> [TASK STATEMENT]: In the listing below, tally the lines that hold "create" and report that number by itself.

> [DATA SUPPLIED]:
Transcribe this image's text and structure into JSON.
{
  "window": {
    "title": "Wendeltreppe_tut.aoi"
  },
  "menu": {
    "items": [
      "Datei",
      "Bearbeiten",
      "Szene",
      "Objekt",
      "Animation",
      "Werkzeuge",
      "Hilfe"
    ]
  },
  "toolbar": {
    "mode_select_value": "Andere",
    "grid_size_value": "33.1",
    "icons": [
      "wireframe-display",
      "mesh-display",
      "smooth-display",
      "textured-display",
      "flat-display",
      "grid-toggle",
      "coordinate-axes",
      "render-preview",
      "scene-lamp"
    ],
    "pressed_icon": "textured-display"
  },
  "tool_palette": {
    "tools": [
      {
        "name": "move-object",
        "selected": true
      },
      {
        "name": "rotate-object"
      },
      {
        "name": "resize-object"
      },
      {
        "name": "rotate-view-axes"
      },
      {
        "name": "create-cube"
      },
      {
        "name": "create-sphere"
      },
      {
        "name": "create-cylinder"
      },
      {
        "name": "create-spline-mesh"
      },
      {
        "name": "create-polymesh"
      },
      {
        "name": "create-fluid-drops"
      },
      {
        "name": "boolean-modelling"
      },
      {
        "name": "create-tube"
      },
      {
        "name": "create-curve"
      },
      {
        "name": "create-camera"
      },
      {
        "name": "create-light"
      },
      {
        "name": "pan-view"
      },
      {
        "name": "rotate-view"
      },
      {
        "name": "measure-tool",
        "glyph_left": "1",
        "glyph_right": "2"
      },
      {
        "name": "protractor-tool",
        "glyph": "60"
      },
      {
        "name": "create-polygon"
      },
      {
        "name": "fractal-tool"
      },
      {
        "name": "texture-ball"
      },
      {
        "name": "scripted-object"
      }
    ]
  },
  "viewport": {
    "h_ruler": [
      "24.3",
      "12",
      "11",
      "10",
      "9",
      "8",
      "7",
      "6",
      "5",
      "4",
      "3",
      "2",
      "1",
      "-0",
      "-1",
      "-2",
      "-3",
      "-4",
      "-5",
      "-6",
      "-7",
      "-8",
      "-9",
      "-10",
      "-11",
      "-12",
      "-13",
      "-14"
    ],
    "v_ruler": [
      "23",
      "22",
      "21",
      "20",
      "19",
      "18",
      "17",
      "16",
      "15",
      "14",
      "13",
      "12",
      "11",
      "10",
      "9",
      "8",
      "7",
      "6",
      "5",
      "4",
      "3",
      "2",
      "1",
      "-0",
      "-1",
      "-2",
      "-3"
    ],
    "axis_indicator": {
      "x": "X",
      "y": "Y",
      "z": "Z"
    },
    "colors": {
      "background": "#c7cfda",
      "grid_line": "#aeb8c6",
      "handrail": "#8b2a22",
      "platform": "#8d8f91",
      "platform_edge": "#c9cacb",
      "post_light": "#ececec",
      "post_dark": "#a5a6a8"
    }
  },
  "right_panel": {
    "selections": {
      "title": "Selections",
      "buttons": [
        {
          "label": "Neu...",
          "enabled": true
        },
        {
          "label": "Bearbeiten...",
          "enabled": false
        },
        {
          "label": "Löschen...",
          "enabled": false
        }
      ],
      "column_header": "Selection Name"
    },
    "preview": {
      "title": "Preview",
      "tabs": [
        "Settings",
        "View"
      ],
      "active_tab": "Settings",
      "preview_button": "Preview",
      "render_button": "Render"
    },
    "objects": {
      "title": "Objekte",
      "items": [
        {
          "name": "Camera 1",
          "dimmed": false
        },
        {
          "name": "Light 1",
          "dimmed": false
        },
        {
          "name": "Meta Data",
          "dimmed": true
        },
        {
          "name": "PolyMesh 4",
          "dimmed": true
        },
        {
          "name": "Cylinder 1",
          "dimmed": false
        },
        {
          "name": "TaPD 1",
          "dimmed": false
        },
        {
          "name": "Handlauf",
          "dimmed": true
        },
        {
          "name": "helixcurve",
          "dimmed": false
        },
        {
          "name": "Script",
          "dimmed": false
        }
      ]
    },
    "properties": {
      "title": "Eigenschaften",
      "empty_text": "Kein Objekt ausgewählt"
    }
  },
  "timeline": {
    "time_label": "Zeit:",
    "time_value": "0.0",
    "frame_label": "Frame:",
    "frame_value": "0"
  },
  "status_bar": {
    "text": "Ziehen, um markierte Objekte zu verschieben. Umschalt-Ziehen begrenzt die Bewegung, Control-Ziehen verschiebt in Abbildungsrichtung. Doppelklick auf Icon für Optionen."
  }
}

> [TASK RESPONSE]: 11